YOUR OBJECTIVE
Beneath this task are records; tally the lines in them that contain "accel" and report only the number.

****************

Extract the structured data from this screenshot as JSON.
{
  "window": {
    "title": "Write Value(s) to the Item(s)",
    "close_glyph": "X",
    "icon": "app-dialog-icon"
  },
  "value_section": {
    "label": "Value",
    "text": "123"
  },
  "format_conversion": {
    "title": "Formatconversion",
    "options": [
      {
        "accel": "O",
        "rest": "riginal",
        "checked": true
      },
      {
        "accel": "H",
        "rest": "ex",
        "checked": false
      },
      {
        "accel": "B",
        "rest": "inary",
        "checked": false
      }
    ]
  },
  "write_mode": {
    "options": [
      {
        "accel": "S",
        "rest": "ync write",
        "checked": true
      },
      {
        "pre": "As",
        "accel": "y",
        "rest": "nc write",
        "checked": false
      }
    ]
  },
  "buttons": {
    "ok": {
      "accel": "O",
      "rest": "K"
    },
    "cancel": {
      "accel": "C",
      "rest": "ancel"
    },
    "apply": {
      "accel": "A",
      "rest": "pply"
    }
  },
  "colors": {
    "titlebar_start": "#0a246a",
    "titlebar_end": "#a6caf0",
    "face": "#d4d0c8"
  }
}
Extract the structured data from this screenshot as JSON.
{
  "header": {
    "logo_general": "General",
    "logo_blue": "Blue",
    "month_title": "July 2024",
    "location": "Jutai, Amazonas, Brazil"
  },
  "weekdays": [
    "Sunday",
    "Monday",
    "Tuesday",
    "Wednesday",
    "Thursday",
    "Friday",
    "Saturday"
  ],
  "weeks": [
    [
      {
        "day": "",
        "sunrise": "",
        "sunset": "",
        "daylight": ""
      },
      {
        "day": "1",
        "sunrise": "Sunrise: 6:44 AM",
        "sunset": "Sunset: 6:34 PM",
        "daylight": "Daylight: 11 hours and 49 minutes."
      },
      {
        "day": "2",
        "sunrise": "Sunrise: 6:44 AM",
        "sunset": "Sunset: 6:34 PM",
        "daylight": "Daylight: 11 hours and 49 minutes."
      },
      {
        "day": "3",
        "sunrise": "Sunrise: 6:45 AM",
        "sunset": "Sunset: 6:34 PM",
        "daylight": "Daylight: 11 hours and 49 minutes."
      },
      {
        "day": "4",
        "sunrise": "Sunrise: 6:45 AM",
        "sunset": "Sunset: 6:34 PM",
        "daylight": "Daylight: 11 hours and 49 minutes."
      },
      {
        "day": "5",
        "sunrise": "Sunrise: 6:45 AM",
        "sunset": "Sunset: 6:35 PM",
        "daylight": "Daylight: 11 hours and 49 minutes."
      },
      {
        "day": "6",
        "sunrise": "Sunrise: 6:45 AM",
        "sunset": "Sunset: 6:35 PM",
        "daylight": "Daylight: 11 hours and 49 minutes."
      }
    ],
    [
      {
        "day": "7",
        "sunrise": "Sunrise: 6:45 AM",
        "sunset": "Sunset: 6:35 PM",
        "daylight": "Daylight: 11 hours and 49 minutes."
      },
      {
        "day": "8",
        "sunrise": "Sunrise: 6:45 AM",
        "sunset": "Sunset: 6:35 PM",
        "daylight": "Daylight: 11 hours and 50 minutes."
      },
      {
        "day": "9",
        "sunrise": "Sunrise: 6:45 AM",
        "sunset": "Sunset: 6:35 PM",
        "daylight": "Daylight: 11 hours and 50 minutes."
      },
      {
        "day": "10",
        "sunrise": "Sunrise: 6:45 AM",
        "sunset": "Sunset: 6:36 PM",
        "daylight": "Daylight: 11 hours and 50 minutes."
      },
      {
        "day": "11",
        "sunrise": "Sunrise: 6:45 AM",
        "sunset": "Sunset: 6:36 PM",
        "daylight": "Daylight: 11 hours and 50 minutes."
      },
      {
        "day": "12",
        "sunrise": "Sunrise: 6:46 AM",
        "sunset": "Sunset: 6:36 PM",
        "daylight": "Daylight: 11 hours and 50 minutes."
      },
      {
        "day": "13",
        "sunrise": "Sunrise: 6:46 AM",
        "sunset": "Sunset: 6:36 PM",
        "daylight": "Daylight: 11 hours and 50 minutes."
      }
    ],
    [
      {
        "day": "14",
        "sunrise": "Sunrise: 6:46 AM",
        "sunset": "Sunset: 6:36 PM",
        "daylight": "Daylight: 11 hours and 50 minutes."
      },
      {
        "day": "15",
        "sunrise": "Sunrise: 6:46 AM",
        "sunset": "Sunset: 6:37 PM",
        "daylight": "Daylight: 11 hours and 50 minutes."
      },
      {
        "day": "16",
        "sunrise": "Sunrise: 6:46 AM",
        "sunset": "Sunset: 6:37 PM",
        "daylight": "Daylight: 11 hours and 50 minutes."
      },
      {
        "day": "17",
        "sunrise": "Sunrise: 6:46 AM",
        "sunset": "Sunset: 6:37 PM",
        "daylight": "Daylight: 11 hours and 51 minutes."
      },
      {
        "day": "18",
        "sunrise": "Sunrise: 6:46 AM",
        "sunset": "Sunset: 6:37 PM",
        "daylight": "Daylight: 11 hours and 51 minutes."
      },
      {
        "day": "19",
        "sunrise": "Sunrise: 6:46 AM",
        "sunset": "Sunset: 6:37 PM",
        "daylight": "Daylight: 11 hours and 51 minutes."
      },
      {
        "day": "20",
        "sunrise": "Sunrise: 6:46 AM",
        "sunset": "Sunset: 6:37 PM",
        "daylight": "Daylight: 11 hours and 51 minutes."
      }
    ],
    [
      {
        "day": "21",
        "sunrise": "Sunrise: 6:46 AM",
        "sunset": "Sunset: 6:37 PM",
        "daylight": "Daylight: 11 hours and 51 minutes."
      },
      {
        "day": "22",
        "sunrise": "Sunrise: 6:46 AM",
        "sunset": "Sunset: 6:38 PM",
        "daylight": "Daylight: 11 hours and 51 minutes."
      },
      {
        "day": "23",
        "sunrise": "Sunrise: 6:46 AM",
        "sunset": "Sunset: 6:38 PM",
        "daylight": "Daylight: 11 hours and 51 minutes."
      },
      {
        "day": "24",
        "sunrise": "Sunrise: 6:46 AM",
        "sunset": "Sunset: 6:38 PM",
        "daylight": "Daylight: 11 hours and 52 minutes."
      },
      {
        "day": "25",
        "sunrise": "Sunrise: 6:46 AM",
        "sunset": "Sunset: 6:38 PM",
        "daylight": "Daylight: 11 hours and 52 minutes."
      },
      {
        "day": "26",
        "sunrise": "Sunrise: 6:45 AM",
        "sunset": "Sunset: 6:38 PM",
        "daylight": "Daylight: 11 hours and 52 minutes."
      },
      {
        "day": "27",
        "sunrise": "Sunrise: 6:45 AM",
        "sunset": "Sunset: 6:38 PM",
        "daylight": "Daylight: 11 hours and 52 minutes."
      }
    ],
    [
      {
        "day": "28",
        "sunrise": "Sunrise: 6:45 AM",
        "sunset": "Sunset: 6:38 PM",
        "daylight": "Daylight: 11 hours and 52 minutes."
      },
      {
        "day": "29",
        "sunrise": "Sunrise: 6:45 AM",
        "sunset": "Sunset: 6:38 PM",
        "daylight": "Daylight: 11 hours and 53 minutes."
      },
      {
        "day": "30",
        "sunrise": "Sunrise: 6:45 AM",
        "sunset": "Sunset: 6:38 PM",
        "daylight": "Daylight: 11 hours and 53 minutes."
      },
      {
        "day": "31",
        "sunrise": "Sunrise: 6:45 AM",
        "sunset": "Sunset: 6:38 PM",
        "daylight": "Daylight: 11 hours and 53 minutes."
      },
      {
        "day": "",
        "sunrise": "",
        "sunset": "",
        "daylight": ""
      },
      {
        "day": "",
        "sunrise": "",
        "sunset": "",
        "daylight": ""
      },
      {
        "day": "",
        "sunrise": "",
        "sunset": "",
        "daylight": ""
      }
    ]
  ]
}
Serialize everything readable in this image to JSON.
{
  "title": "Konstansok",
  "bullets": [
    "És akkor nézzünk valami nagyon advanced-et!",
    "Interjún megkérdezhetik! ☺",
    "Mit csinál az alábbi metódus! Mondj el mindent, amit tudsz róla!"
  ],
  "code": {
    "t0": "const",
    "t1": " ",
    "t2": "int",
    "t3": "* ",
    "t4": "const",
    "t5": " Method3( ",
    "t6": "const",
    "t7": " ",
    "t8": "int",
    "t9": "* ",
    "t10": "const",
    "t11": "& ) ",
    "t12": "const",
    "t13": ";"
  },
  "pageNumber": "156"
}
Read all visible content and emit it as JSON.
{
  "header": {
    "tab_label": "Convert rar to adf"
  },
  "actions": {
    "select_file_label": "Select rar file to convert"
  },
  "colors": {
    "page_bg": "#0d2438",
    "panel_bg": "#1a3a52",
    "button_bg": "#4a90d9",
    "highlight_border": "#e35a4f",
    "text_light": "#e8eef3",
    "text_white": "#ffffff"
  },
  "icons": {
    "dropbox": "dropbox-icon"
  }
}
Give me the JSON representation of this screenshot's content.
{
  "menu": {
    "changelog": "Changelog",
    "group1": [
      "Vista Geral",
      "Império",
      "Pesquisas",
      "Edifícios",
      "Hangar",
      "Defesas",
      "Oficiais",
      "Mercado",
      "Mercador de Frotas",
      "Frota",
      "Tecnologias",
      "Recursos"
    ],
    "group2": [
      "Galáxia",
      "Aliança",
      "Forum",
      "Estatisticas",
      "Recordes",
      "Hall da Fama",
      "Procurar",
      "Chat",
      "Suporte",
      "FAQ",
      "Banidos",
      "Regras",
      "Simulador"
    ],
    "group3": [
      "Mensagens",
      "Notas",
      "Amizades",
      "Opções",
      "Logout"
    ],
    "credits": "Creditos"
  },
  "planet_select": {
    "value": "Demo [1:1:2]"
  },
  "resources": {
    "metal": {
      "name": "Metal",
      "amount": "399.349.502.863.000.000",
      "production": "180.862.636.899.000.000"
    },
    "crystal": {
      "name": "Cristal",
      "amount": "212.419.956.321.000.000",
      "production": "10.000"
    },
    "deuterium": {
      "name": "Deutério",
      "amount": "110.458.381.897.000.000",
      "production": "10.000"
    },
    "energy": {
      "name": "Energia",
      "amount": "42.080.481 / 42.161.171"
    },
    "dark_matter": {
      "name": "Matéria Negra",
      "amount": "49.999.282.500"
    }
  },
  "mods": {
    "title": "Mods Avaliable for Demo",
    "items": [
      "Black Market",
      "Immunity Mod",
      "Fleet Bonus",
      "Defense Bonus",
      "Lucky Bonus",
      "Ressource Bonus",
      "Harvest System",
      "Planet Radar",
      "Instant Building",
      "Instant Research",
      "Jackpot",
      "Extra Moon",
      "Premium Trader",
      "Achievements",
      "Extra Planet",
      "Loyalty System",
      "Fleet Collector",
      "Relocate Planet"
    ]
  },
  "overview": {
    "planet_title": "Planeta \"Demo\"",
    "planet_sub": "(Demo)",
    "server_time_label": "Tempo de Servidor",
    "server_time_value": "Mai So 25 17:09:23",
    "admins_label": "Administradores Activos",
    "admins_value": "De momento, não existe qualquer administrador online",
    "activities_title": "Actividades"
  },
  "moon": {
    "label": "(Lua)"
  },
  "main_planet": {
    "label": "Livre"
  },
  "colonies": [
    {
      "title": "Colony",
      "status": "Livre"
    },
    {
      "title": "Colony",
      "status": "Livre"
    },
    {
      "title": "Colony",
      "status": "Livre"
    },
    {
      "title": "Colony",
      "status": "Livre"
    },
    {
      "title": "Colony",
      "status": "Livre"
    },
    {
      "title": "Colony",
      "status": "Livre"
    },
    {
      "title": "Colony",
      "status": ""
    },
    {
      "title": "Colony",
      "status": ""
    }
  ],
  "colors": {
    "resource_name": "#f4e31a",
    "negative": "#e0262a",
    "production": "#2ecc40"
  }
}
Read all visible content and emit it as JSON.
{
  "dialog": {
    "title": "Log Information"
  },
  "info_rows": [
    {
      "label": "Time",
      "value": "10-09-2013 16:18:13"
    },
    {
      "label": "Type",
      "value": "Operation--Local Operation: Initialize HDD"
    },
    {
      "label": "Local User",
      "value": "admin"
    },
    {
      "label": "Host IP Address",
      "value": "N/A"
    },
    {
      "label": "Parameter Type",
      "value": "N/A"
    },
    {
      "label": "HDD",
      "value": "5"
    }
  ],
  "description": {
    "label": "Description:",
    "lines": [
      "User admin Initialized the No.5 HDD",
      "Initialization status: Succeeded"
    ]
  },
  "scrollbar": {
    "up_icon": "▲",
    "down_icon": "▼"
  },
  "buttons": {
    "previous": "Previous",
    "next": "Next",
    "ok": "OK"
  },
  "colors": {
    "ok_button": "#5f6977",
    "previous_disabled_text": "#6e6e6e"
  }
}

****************

PROBLEM SOLUTION
8